If you guessed that the reason we spent Sunday night in Alexandria was because we wanted to go to Mount Vernon on Monday, you guessed right! We both knew that while it would have been fun to see more friends north of Washington, D.C., trying to get from there to south of the City during morning rush when you don't actually have to was just plain stupid.

We stayed at a really amazing hotel that was surprisingly reasonably priced (for the area). I would highly recommend and we hope to have a reason to stay there again! I forgot to take pictures because I was so tired when I got there and in such a rush to get moving in the morning!

Getting to Mount Vernon was a breeze. We were driving against traffic pretty much the whole way, so it went quickly. Tigger got to meet George


Once we got to Mount Vernon, we hustled up to the Mansion. We had 9:30 a.m. tour tickets for the National Treasure: Book of Secrets Tour. First tour on the first day this particular tour was offered!

We got to see the basement of Mount Vernon, which is generally not part of the tours. Several of the bits from the movie were pointed out, so that was pretty cool.

From there, the tour took us to the ice house (boring, no photos) and then down to the “New Tomb” at Mount Vernon where we paid our respects


While at the bottom of the hill, we visited the slave memorial too.


Once we hoofed it back up the hill (good thing I’ve been working out!), we took a tour of the mansion


And then hung out for a bit admiring the truly amazing view of the Potomac River. George was considerate enough to put a full row of chairs under the high porch on the East side of the main house. Tigger took full advantage on the beautifully sunny day.

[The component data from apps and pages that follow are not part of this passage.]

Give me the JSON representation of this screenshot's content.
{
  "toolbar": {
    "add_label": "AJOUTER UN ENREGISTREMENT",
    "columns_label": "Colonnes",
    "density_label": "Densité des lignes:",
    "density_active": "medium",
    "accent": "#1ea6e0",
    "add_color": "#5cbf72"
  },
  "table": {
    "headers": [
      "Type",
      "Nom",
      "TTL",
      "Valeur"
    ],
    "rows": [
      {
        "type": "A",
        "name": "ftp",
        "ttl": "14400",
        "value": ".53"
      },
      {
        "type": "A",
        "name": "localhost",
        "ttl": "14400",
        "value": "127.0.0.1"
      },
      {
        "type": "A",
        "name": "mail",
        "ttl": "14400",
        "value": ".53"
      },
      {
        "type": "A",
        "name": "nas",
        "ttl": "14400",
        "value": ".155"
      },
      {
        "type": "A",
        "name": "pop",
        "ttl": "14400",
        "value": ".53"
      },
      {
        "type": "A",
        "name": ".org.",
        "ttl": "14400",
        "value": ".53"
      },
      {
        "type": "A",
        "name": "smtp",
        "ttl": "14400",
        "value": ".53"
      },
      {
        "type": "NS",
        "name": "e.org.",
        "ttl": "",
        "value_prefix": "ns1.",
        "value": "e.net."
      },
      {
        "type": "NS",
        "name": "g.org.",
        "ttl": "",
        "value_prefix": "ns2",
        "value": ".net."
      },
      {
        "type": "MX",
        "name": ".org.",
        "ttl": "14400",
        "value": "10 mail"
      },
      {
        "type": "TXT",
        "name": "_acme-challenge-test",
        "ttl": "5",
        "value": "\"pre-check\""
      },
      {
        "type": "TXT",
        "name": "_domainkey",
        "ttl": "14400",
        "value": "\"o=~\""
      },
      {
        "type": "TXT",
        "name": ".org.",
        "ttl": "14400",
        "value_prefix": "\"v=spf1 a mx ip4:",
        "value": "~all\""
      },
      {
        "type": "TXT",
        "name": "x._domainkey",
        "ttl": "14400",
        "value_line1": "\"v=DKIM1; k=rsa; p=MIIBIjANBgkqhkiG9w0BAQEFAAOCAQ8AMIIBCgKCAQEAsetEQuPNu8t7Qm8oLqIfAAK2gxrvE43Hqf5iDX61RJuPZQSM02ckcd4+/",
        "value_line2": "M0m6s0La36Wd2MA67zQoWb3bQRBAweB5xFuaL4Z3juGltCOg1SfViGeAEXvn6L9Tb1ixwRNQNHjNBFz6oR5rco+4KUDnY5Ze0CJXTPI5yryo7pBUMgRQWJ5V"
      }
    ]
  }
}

The view of the Potomac is incredible! It’s a very peaceful place now. I can completely understand why George Washington wanted to spend as much time there as possible.


Tuesday, March 02, 2010

Here and There

First, a little housekeeping. I finished my Northman Mittens on Friday night, so I’m meadal-worthy. Yay! I also finished my Alexis vest. Posts on both of those projects will be coming along before long.

Meanwhile, back at the ranch, Hubster and I are not at the “ranch!” We left on Sunday morning bright and early and drove to Annapolis, Md., where a good friend gave the Hubster and I a tour of the Yard at the United States Naval Academy.

Loretta took us to Bancroft Hall, where RT just about tired himself out walking all over Memorial Hall.


We checked out the cool cannons just outside of Bancroft


Tigger got up close and personal with Tecumseh


We then wandered over to the Academy chapel


And then down to the crypt of John Paul Jones. No pictures from the interior of the chapel or JPJ’s crypt.

After the tour, we found a friendly bar-with-food in Annapolis and the three of us enjoyed the Gold Medal hockey game. The Hubster and I then headed south of the District to spend the night in Alexandria to make Monday’s plan a little easier to execute. We’ll be back with that story tomorrow!